A Nation Sighs → FIND ←

Tuesday, 29 June 2010 11:39 am
tags: football worldcup

I'm a little late off the mark on this one, I've been away from home, in Essex for the past 2 days. The UK England have had a chance to morn the death of another failed England world cup campaign. Was it Capello's fault? Was it the players' fault? Frankly there's been enough discussion over the past few days to form your own opinion. I've always - perhaps somewhat naively - believed the players are the most important link in the winning chain, well above the manager; and I think this is true of England's World Cup exit.
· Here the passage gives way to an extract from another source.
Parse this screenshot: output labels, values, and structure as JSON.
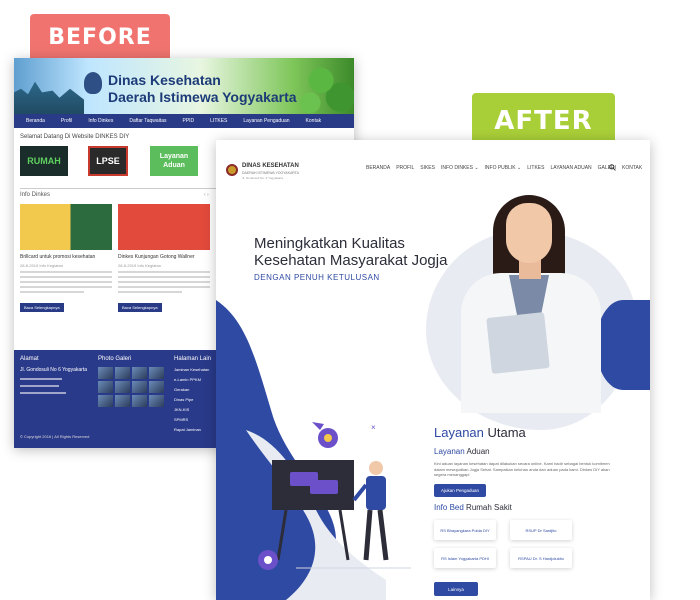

These players earn an exorbitant amount of money each year and they will readily admit they're getting paid this salary to do the thing they love, play football. So how is it, if you give these players the biggest platform in the world to play on, with the biggest reward, they flop? Media pressure and expectation from the fans plays a big part in it. But I think the main reason, and as much as I hate to admit this, the England players just aren't as good as we make them out to be.

The Premier League is dubbed one of the best leagues in the world, but English players are not in the majority - especially in the more successful teams - and haven't been for some time. The Premier League is heralded as one of the best, in my opinion, purely for its diversity of nationalities. With the exception of the most recent season, English teams do so well in the Champions League because World Class international players flock to them.

Despite the confident football these English boys are producing and the goals they're knocking in at club level; take out the international element of skill and finesse and you're left with a half baked cake.

That's an impressive England tally, and yet out of the meager 4 goals we managed to net this World Cup, 1 was an own goal and 1 was scored by a defender. Wayne Rooney. Wayne, Wayne Rooney: Not very nice to hear your own fans booing you? They're booing because they paid an arm and a leg to fly to South Africa to see you score goals.

But the final 16 knockout by Germany will - I imagine - be forever tainted with the 39th minute 'what if' goal that never was. As unfair and crippling as it was to see the goal not given, I think it's very shortsighted to dwell on this as a reason we lost to the Germans. Yes, it may have turned the game around and England may have had more fortitude to go on and find a winning goal. But when all is said and done, we defended atrociously and the Germans capitalised. Football is, afterall, all about putting away your chances and the Germans did just that.

Where do I stand on goal line technology? Bring it in. There's really not a good enough reason not to have it, in this day and age. We live in a technology fueled world; why should it be left out of the biggest sporting event in the world, leaving holes for injustices and forcing the officials on the pitch into making instant match-changing decisions. But, hey, at least Blatter apologised.